**Exercise input:**
######

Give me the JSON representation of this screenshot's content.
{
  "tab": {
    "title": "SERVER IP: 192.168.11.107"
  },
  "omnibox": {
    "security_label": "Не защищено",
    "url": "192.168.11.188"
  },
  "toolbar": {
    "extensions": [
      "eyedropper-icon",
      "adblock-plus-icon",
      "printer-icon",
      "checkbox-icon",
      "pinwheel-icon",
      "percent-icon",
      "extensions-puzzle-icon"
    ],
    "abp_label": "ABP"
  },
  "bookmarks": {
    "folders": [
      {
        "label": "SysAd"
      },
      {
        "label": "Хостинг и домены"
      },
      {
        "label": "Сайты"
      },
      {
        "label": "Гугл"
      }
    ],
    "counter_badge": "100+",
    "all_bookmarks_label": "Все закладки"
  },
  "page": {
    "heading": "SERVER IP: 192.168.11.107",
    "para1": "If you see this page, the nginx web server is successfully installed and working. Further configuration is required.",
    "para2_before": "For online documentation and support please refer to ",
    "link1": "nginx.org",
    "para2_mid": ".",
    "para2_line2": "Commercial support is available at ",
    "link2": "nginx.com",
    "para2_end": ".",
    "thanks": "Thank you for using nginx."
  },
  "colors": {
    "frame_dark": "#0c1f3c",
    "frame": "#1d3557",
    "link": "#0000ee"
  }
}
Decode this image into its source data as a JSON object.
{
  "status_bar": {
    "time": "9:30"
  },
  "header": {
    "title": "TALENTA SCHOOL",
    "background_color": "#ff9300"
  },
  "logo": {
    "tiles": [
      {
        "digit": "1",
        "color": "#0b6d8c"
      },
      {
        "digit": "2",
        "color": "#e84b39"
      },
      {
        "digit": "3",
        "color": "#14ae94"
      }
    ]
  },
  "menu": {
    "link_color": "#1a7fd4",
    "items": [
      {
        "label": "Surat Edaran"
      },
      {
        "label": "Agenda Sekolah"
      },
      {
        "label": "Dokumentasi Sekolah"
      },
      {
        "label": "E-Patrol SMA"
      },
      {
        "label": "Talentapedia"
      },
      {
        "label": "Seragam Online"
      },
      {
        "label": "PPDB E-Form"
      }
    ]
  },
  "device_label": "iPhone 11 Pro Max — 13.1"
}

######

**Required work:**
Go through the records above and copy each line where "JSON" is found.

**Solution:**
Give me the JSON representation of this screenshot's content.
Decode this image into its source data as a JSON object.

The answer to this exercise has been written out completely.